- Exercise: Word for word, repeat every entry that appears below.

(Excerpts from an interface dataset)
☆ ☆ ☆ ☆

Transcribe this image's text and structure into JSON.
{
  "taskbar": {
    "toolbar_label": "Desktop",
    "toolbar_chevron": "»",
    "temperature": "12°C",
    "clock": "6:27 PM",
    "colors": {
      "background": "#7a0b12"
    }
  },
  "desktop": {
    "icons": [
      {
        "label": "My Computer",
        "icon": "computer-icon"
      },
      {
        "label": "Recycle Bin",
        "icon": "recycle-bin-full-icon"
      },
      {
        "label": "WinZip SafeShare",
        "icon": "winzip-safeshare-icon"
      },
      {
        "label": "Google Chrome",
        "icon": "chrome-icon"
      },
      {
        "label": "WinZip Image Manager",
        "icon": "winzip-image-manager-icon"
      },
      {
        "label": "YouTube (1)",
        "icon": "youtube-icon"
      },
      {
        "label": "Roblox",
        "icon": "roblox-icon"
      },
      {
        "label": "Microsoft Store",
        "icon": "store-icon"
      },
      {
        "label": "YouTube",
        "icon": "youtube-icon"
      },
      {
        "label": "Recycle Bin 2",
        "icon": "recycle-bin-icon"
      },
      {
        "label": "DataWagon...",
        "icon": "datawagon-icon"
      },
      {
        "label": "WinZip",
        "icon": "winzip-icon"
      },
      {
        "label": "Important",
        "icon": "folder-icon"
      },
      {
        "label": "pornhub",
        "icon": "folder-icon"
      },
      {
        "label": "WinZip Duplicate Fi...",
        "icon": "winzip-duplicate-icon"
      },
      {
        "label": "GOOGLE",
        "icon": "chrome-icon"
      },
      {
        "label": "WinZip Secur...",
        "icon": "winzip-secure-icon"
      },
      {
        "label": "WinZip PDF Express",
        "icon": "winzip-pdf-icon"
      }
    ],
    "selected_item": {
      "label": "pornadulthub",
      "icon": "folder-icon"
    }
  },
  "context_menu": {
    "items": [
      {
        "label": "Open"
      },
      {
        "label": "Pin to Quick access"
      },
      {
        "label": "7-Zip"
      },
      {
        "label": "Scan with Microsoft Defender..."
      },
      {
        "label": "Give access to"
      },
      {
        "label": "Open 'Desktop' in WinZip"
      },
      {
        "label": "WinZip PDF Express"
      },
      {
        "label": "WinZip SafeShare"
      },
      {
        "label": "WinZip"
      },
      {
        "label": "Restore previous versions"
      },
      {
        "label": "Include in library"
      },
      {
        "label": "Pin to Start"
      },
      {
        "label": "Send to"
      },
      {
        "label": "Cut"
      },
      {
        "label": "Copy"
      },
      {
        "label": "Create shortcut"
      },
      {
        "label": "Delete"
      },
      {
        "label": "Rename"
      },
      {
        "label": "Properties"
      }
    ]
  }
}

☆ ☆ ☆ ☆

- Solution:
Transcribe this image's text and structure into JSON.
{
  "taskbar": {
    "toolbar_label": "Desktop",
    "toolbar_chevron": "»",
    "temperature": "12°C",
    "clock": "6:27 PM",
    "colors": {
      "background": "#7a0b12"
    }
  },
  "desktop": {
    "icons": [
      {
        "label": "My Computer",
        "icon": "computer-icon"
      },
      {
        "label": "Recycle Bin",
        "icon": "recycle-bin-full-icon"
      },
      {
        "label": "WinZip SafeShare",
        "icon": "winzip-safeshare-icon"
      },
      {
        "label": "Google Chrome",
        "icon": "chrome-icon"
      },
      {
        "label": "WinZip Image Manager",
        "icon": "winzip-image-manager-icon"
      },
      {
        "label": "YouTube (1)",
        "icon": "youtube-icon"
      },
      {
        "label": "Roblox",
        "icon": "roblox-icon"
      },
      {
        "label": "Microsoft Store",
        "icon": "store-icon"
      },
      {
        "label": "YouTube",
        "icon": "youtube-icon"
      },
      {
        "label": "Recycle Bin 2",
        "icon": "recycle-bin-icon"
      },
      {
        "label": "DataWagon...",
        "icon": "datawagon-icon"
      },
      {
        "label": "WinZip",
        "icon": "winzip-icon"
      },
      {
        "label": "Important",
        "icon": "folder-icon"
      },
      {
        "label": "pornhub",
        "icon": "folder-icon"
      },
      {
        "label": "WinZip Duplicate Fi...",
        "icon": "winzip-duplicate-icon"
      },
      {
        "label": "GOOGLE",
        "icon": "chrome-icon"
      },
      {
        "label": "WinZip Secur...",
        "icon": "winzip-secure-icon"
      },
      {
        "label": "WinZip PDF Express",
        "icon": "winzip-pdf-icon"
      }
    ],
    "selected_item": {
      "label": "pornadulthub",
      "icon": "folder-icon"
    }
  },
  "context_menu": {
    "items": [
      {
        "label": "Open"
      },
      {
        "label": "Pin to Quick access"
      },
      {
        "label": "7-Zip"
      },
      {
        "label": "Scan with Microsoft Defender..."
      },
      {
        "label": "Give access to"
      },
      {
        "label": "Open 'Desktop' in WinZip"
      },
      {
        "label": "WinZip PDF Express"
      },
      {
        "label": "WinZip SafeShare"
      },
      {
        "label": "WinZip"
      },
      {
        "label": "Restore previous versions"
      },
      {
        "label": "Include in library"
      },
      {
        "label": "Pin to Start"
      },
      {
        "label": "Send to"
      },
      {
        "label": "Cut"
      },
      {
        "label": "Copy"
      },
      {
        "label": "Create shortcut"
      },
      {
        "label": "Delete"
      },
      {
        "label": "Rename"
      },
      {
        "label": "Properties"
      }
    ]
  }
}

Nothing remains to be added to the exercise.